_Exercise brief:_ Leave out all pictures while repeating the records exactly and completely.

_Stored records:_
[Start of section]
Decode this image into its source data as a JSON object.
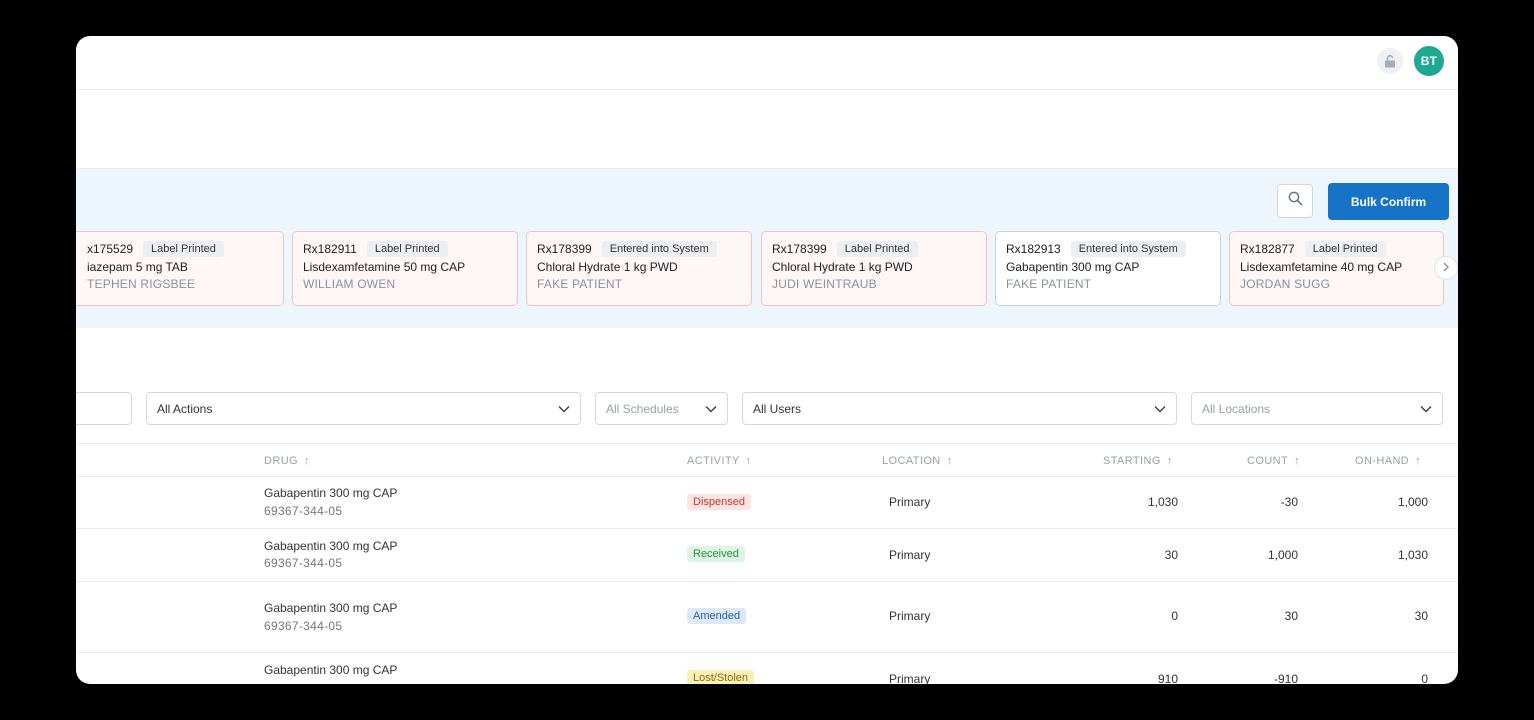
{
  "header": {
    "avatar_initials": "BT",
    "lock_icon": "lock-open-icon"
  },
  "banner": {
    "bulk_confirm_label": "Bulk Confirm",
    "search_icon": "search-icon",
    "cards": [
      {
        "rx": "x175529",
        "status": "Label Printed",
        "drug": "iazepam 5 mg TAB",
        "patient": "TEPHEN RIGSBEE",
        "style": "alert"
      },
      {
        "rx": "Rx182911",
        "status": "Label Printed",
        "drug": "Lisdexamfetamine 50 mg CAP",
        "patient": "WILLIAM OWEN",
        "style": "alert"
      },
      {
        "rx": "Rx178399",
        "status": "Entered into System",
        "drug": "Chloral Hydrate 1 kg PWD",
        "patient": "FAKE PATIENT",
        "style": "alert"
      },
      {
        "rx": "Rx178399",
        "status": "Label Printed",
        "drug": "Chloral Hydrate 1 kg PWD",
        "patient": "JUDI WEINTRAUB",
        "style": "alert"
      },
      {
        "rx": "Rx182913",
        "status": "Entered into System",
        "drug": "Gabapentin 300 mg CAP",
        "patient": "FAKE PATIENT",
        "style": "plain"
      },
      {
        "rx": "Rx182877",
        "status": "Label Printed",
        "drug": "Lisdexamfetamine 40 mg CAP",
        "patient": "JORDAN SUGG",
        "style": "alert"
      }
    ]
  },
  "filters": {
    "actions": "All Actions",
    "schedules": "All Schedules",
    "users": "All Users",
    "locations": "All Locations"
  },
  "table": {
    "columns": {
      "drug": "DRUG",
      "activity": "ACTIVITY",
      "location": "LOCATION",
      "starting": "STARTING",
      "count": "COUNT",
      "onhand": "ON-HAND",
      "sort_arrow": "↑"
    },
    "rows": [
      {
        "drug": "Gabapentin 300 mg CAP",
        "ndc": "69367-344-05",
        "activity": "Dispensed",
        "location": "Primary",
        "starting": "1,030",
        "count": "-30",
        "onhand": "1,000"
      },
      {
        "drug": "Gabapentin 300 mg CAP",
        "ndc": "69367-344-05",
        "activity": "Received",
        "location": "Primary",
        "starting": "30",
        "count": "1,000",
        "onhand": "1,030"
      },
      {
        "drug": "Gabapentin 300 mg CAP",
        "ndc": "69367-344-05",
        "activity": "Amended",
        "location": "Primary",
        "starting": "0",
        "count": "30",
        "onhand": "30"
      },
      {
        "drug": "Gabapentin 300 mg CAP",
        "ndc": "",
        "activity": "Lost/Stolen",
        "location": "Primary",
        "starting": "910",
        "count": "-910",
        "onhand": "0"
      }
    ]
  },
  "colors": {
    "primary": "#1673c6",
    "avatar": "#1fa892",
    "dispensed_bg": "#fde4e4",
    "dispensed_fg": "#c0392b",
    "received_bg": "#dff5e3",
    "received_fg": "#2e8b47",
    "amended_bg": "#dde9f8",
    "amended_fg": "#2c5fa0",
    "lost_bg": "#fbf0b8",
    "lost_fg": "#8a6d00"
  }
}
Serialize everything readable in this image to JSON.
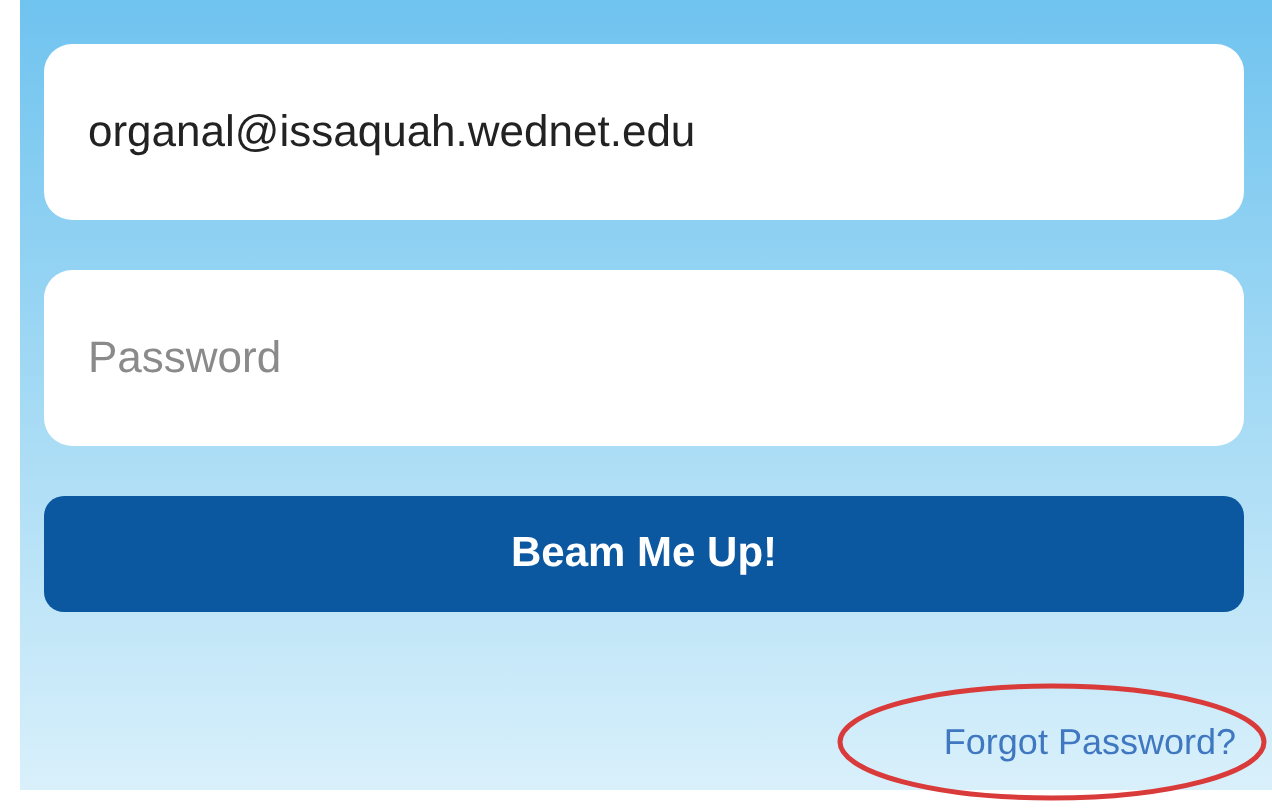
{
  "email_field": {
    "value": "organal@issaquah.wednet.edu"
  },
  "password_field": {
    "placeholder": "Password"
  },
  "submit_button": {
    "label": "Beam Me Up!"
  },
  "forgot_link": {
    "label": "Forgot Password?",
    "circled": true
  }
}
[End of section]
_Output for this exercise:_
Decode this image into its source data as a JSON object.
{
  "header": {
    "avatar_initials": "BT",
    "lock_icon": "lock-open-icon"
  },
  "banner": {
    "bulk_confirm_label": "Bulk Confirm",
    "search_icon": "search-icon",
    "cards": [
      {
        "rx": "x175529",
        "status": "Label Printed",
        "drug": "iazepam 5 mg TAB",
        "patient": "TEPHEN RIGSBEE",
        "style": "alert"
      },
      {
        "rx": "Rx182911",
        "status": "Label Printed",
        "drug": "Lisdexamfetamine 50 mg CAP",
        "patient": "WILLIAM OWEN",
        "style": "alert"
      },
      {
        "rx": "Rx178399",
        "status": "Entered into System",
        "drug": "Chloral Hydrate 1 kg PWD",
        "patient": "FAKE PATIENT",
        "style": "alert"
      },
      {
        "rx": "Rx178399",
        "status": "Label Printed",
        "drug": "Chloral Hydrate 1 kg PWD",
        "patient": "JUDI WEINTRAUB",
        "style": "alert"
      },
      {
        "rx": "Rx182913",
        "status": "Entered into System",
        "drug": "Gabapentin 300 mg CAP",
        "patient": "FAKE PATIENT",
        "style": "plain"
      },
      {
        "rx": "Rx182877",
        "status": "Label Printed",
        "drug": "Lisdexamfetamine 40 mg CAP",
        "patient": "JORDAN SUGG",
        "style": "alert"
      }
    ]
  },
  "filters": {
    "actions": "All Actions",
    "schedules": "All Schedules",
    "users": "All Users",
    "locations": "All Locations"
  },
  "table": {
    "columns": {
      "drug": "DRUG",
      "activity": "ACTIVITY",
      "location": "LOCATION",
      "starting": "STARTING",
      "count": "COUNT",
      "onhand": "ON-HAND",
      "sort_arrow": "↑"
    },
    "rows": [
      {
        "drug": "Gabapentin 300 mg CAP",
        "ndc": "69367-344-05",
        "activity": "Dispensed",
        "location": "Primary",
        "starting": "1,030",
        "count": "-30",
        "onhand": "1,000"
      },
      {
        "drug": "Gabapentin 300 mg CAP",
        "ndc": "69367-344-05",
        "activity": "Received",
        "location": "Primary",
        "starting": "30",
        "count": "1,000",
        "onhand": "1,030"
      },
      {
        "drug": "Gabapentin 300 mg CAP",
        "ndc": "69367-344-05",
        "activity": "Amended",
        "location": "Primary",
        "starting": "0",
        "count": "30",
        "onhand": "30"
      },
      {
        "drug": "Gabapentin 300 mg CAP",
        "ndc": "",
        "activity": "Lost/Stolen",
        "location": "Primary",
        "starting": "910",
        "count": "-910",
        "onhand": "0"
      }
    ]
  },
  "colors": {
    "primary": "#1673c6",
    "avatar": "#1fa892",
    "dispensed_bg": "#fde4e4",
    "dispensed_fg": "#c0392b",
    "received_bg": "#dff5e3",
    "received_fg": "#2e8b47",
    "amended_bg": "#dde9f8",
    "amended_fg": "#2c5fa0",
    "lost_bg": "#fbf0b8",
    "lost_fg": "#8a6d00"
  }
}
Serialize everything readable in this image to JSON.
{
  "email_field": {
    "value": "organal@issaquah.wednet.edu"
  },
  "password_field": {
    "placeholder": "Password"
  },
  "submit_button": {
    "label": "Beam Me Up!"
  },
  "forgot_link": {
    "label": "Forgot Password?",
    "circled": true
  }
}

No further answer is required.